HOW TO COMPLETE THIS TASK
Omitting all pictures, retype the entries below exactly as given.

Start of DATA EXTRACT

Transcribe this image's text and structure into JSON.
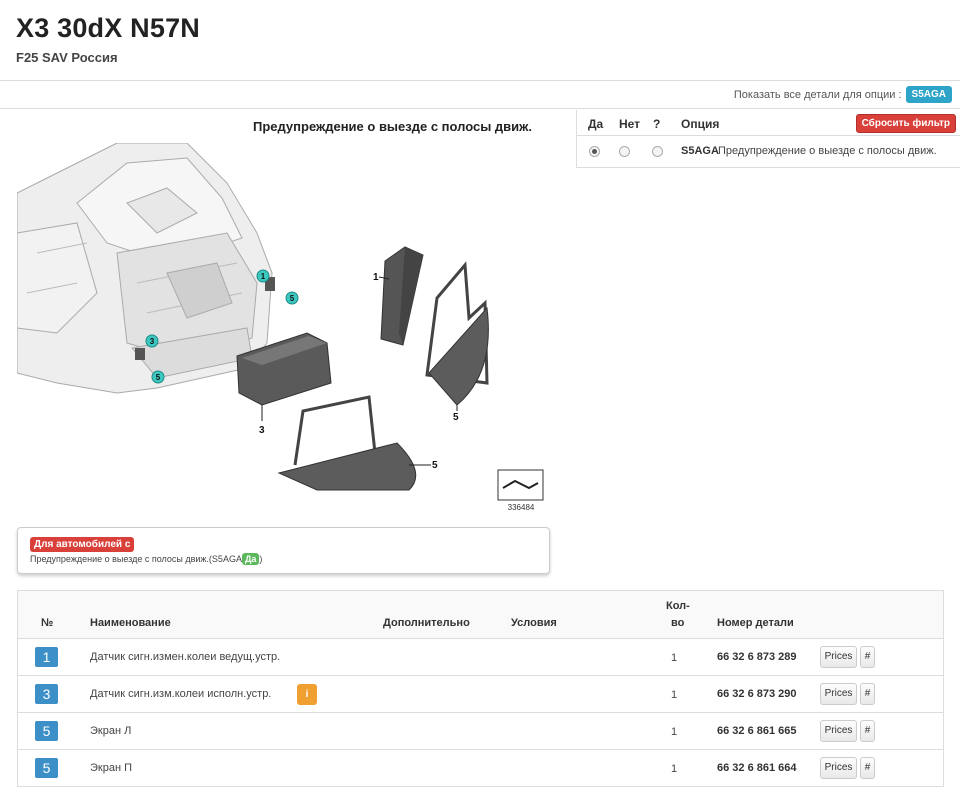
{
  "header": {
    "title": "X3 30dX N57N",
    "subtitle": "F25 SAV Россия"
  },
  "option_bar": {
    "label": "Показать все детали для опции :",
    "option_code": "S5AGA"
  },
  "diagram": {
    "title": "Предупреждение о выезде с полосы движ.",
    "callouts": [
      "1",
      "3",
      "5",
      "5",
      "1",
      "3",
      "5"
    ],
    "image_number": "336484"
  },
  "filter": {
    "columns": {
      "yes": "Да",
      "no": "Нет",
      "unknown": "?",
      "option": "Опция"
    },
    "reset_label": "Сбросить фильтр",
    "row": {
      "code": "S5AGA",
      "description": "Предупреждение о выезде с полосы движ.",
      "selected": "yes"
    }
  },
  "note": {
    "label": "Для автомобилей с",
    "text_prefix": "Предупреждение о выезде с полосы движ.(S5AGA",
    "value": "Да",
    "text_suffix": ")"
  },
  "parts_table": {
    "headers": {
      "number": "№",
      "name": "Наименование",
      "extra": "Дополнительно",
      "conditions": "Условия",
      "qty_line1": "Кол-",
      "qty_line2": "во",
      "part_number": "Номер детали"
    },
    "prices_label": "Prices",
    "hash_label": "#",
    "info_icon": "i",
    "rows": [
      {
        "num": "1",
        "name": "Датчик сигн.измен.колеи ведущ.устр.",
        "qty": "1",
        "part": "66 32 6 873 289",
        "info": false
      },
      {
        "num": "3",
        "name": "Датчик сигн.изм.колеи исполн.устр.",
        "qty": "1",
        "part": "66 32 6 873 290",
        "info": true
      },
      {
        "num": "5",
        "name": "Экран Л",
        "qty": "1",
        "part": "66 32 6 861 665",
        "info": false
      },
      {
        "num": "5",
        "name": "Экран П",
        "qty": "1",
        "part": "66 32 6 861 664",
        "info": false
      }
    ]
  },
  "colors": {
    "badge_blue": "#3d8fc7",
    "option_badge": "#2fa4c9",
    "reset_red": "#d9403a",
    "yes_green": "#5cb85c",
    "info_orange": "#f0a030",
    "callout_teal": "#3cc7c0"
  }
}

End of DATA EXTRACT

EXERCISE RESPONSE
Transcribe this image's text and structure into JSON.
{
  "header": {
    "title": "X3 30dX N57N",
    "subtitle": "F25 SAV Россия"
  },
  "option_bar": {
    "label": "Показать все детали для опции :",
    "option_code": "S5AGA"
  },
  "diagram": {
    "title": "Предупреждение о выезде с полосы движ.",
    "callouts": [
      "1",
      "3",
      "5",
      "5",
      "1",
      "3",
      "5"
    ],
    "image_number": "336484"
  },
  "filter": {
    "columns": {
      "yes": "Да",
      "no": "Нет",
      "unknown": "?",
      "option": "Опция"
    },
    "reset_label": "Сбросить фильтр",
    "row": {
      "code": "S5AGA",
      "description": "Предупреждение о выезде с полосы движ.",
      "selected": "yes"
    }
  },
  "note": {
    "label": "Для автомобилей с",
    "text_prefix": "Предупреждение о выезде с полосы движ.(S5AGA",
    "value": "Да",
    "text_suffix": ")"
  },
  "parts_table": {
    "headers": {
      "number": "№",
      "name": "Наименование",
      "extra": "Дополнительно",
      "conditions": "Условия",
      "qty_line1": "Кол-",
      "qty_line2": "во",
      "part_number": "Номер детали"
    },
    "prices_label": "Prices",
    "hash_label": "#",
    "info_icon": "i",
    "rows": [
      {
        "num": "1",
        "name": "Датчик сигн.измен.колеи ведущ.устр.",
        "qty": "1",
        "part": "66 32 6 873 289",
        "info": false
      },
      {
        "num": "3",
        "name": "Датчик сигн.изм.колеи исполн.устр.",
        "qty": "1",
        "part": "66 32 6 873 290",
        "info": true
      },
      {
        "num": "5",
        "name": "Экран Л",
        "qty": "1",
        "part": "66 32 6 861 665",
        "info": false
      },
      {
        "num": "5",
        "name": "Экран П",
        "qty": "1",
        "part": "66 32 6 861 664",
        "info": false
      }
    ]
  },
  "colors": {
    "badge_blue": "#3d8fc7",
    "option_badge": "#2fa4c9",
    "reset_red": "#d9403a",
    "yes_green": "#5cb85c",
    "info_orange": "#f0a030",
    "callout_teal": "#3cc7c0"
  }
}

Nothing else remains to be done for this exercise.